EXERCISE PROMPT
Search the data for the word "ONLY" and copy every line that contains it.

Element data from apps and pages
********************
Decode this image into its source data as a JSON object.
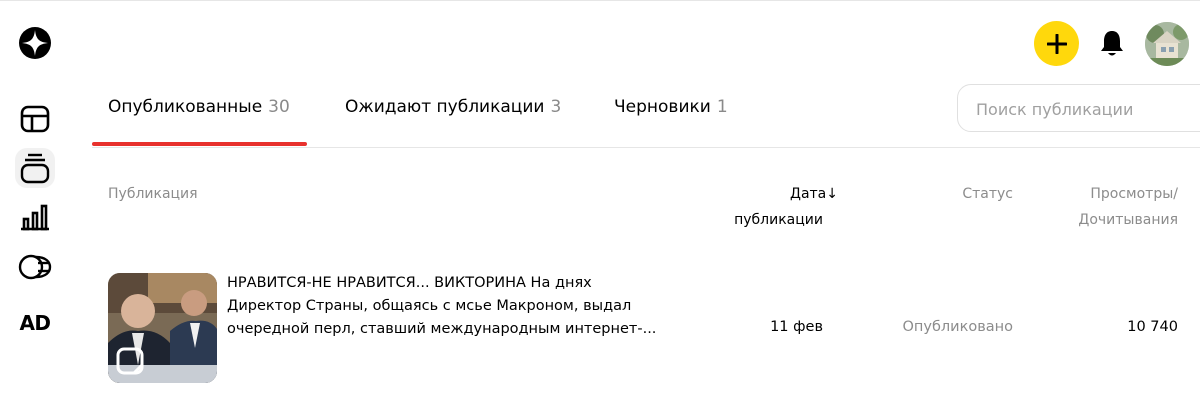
{
  "tabs": [
    {
      "label": "Опубликованные",
      "count": "30"
    },
    {
      "label": "Ожидают публикации",
      "count": "3"
    },
    {
      "label": "Черновики",
      "count": "1"
    }
  ],
  "search": {
    "placeholder": "Поиск публикации"
  },
  "sidebar": {
    "ad_label": "AD",
    "icons": [
      "logo-icon",
      "layout-icon",
      "publications-icon",
      "stats-icon",
      "coins-icon"
    ]
  },
  "header": {
    "icons": [
      "plus-icon",
      "bell-icon",
      "avatar"
    ]
  },
  "colors": {
    "accent_yellow": "#ffd80c",
    "tab_underline": "#e8312d",
    "muted_text": "#8c8c8c"
  },
  "table": {
    "headers": {
      "publication": "Публикация",
      "date_line1": "Дата",
      "date_sort": "↓",
      "date_line2": "публикации",
      "status": "Статус",
      "views_line1": "Просмотры/",
      "views_line2": "Дочитывания"
    },
    "rows": [
      {
        "title": "НРАВИТСЯ-НЕ НРАВИТСЯ... ВИКТОРИНА На днях Директор Страны, общаясь с мсье Макроном, выдал очередной перл, ставший международным интернет-...",
        "date": "11 фев",
        "status": "Опубликовано",
        "views": "10 740"
      }
    ]
  }
}
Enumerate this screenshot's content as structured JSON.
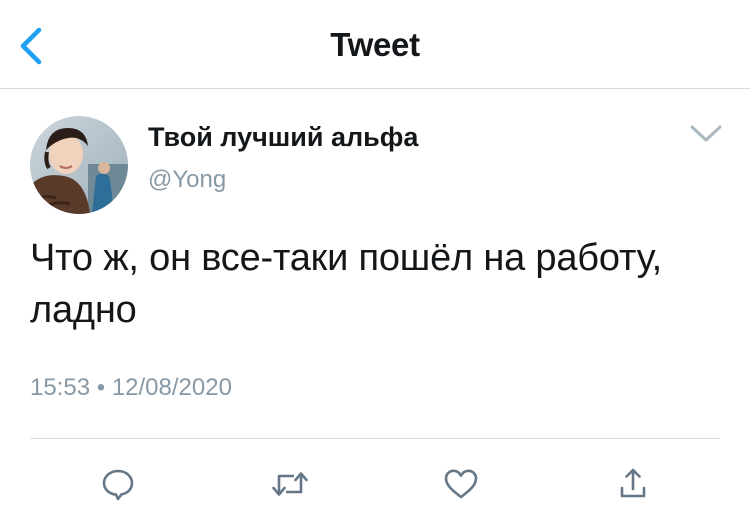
{
  "nav": {
    "title": "Tweet",
    "back_icon": "chevron-left-icon"
  },
  "tweet": {
    "author": {
      "name": "Твой лучший альфа",
      "handle": "@Yong"
    },
    "text": "Что ж, он все-таки пошёл на работу, ладно",
    "time": "15:53",
    "separator": "•",
    "date": "12/08/2020"
  },
  "actions": [
    "reply-icon",
    "retweet-icon",
    "like-icon",
    "share-icon"
  ],
  "colors": {
    "accent": "#1da1f2",
    "text": "#14171a",
    "secondary_text": "#8899a6",
    "divider": "#d6dbe0",
    "icon": "#657786"
  }
}
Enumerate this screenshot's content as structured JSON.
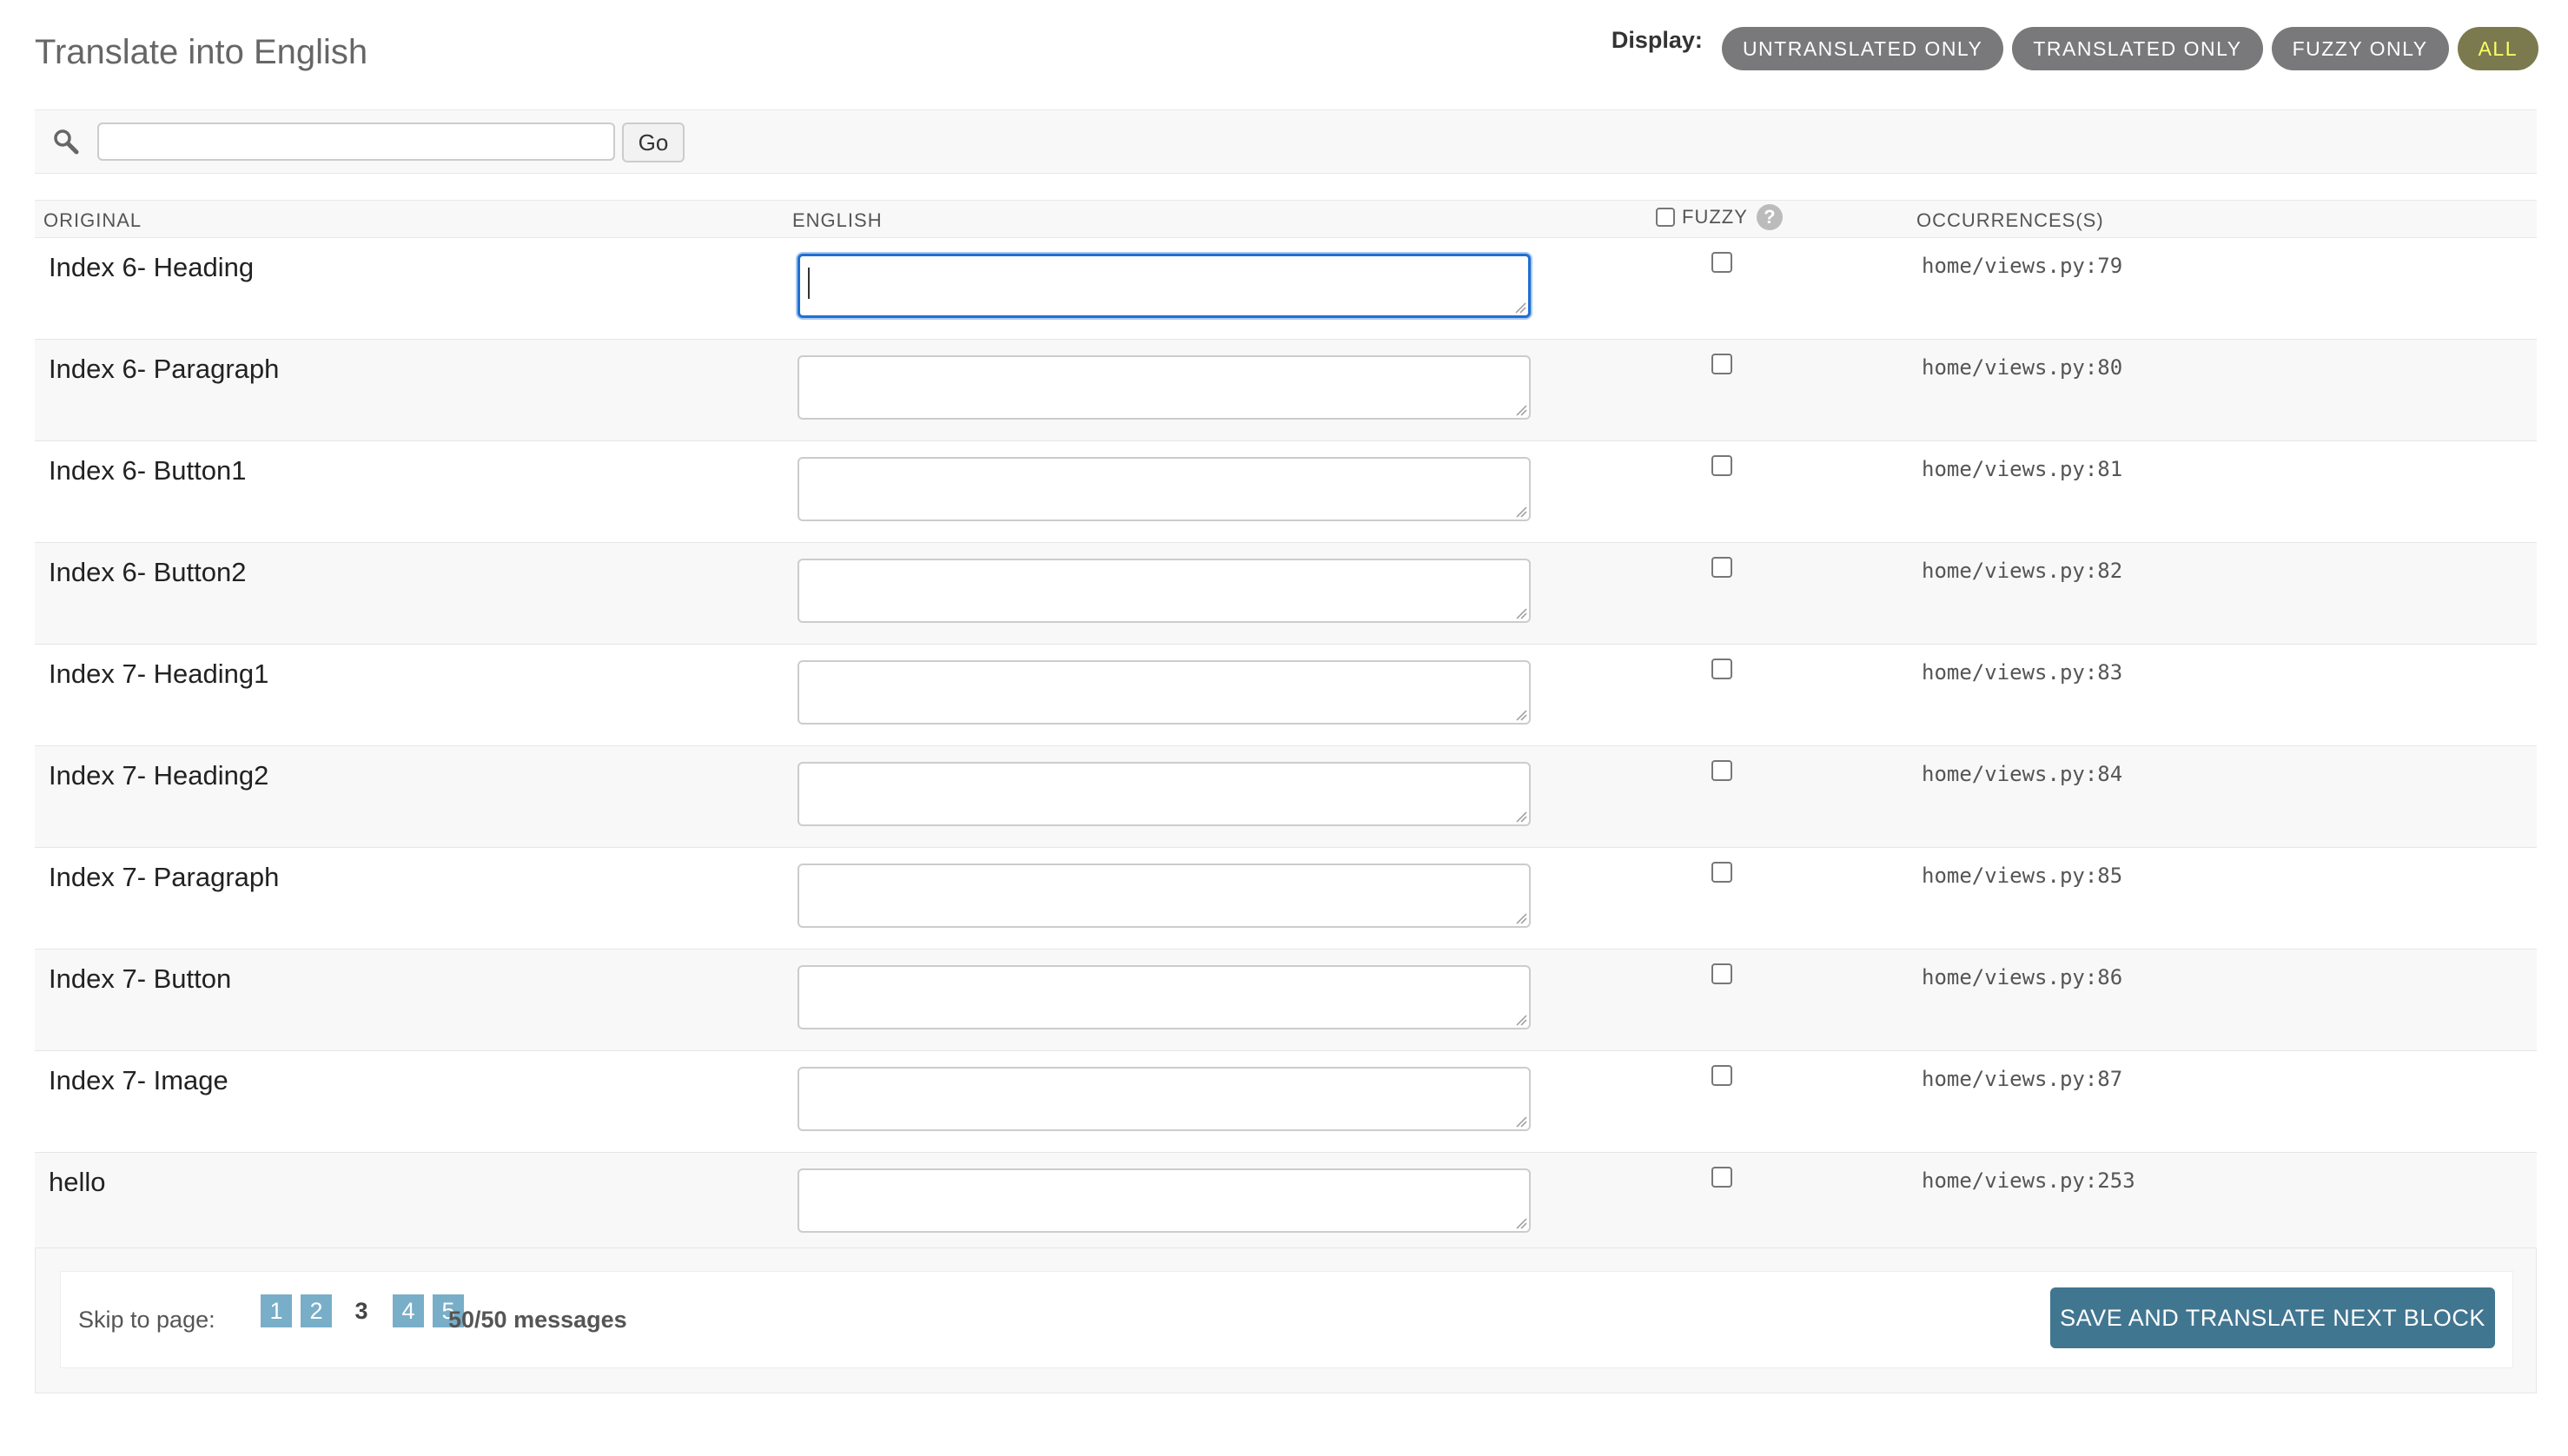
{
  "header": {
    "title": "Translate into English",
    "display_label": "Display:",
    "filters": [
      {
        "label": "UNTRANSLATED ONLY",
        "active": false
      },
      {
        "label": "TRANSLATED ONLY",
        "active": false
      },
      {
        "label": "FUZZY ONLY",
        "active": false
      },
      {
        "label": "ALL",
        "active": true
      }
    ]
  },
  "search": {
    "value": "",
    "go_label": "Go",
    "icon": "search-icon"
  },
  "table": {
    "columns": {
      "original": "ORIGINAL",
      "english": "ENGLISH",
      "fuzzy": "FUZZY",
      "occurrences": "OCCURRENCES(S)"
    },
    "rows": [
      {
        "original": "Index 6- Heading",
        "english": "",
        "fuzzy": false,
        "occurrence": "home/views.py:79"
      },
      {
        "original": "Index 6- Paragraph",
        "english": "",
        "fuzzy": false,
        "occurrence": "home/views.py:80"
      },
      {
        "original": "Index 6- Button1",
        "english": "",
        "fuzzy": false,
        "occurrence": "home/views.py:81"
      },
      {
        "original": "Index 6- Button2",
        "english": "",
        "fuzzy": false,
        "occurrence": "home/views.py:82"
      },
      {
        "original": "Index 7- Heading1",
        "english": "",
        "fuzzy": false,
        "occurrence": "home/views.py:83"
      },
      {
        "original": "Index 7- Heading2",
        "english": "",
        "fuzzy": false,
        "occurrence": "home/views.py:84"
      },
      {
        "original": "Index 7- Paragraph",
        "english": "",
        "fuzzy": false,
        "occurrence": "home/views.py:85"
      },
      {
        "original": "Index 7- Button",
        "english": "",
        "fuzzy": false,
        "occurrence": "home/views.py:86"
      },
      {
        "original": "Index 7- Image",
        "english": "",
        "fuzzy": false,
        "occurrence": "home/views.py:87"
      },
      {
        "original": "hello",
        "english": "",
        "fuzzy": false,
        "occurrence": "home/views.py:253"
      }
    ]
  },
  "footer": {
    "skip_label": "Skip to page:",
    "pages": [
      "1",
      "2",
      "3",
      "4",
      "5"
    ],
    "current_page": "3",
    "message_count": "50/50 messages",
    "save_label": "SAVE AND TRANSLATE NEXT BLOCK"
  },
  "colors": {
    "filter_bg": "#79797c",
    "filter_active_text": "#ffff66",
    "pager_bg": "#79aec8",
    "save_bg": "#417690",
    "focus_border": "#1f6fd1"
  }
}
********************
COMPLETED TASK
        "label": "UNTRANSLATED ONLY",
        "label": "TRANSLATED ONLY",
        "label": "FUZZY ONLY",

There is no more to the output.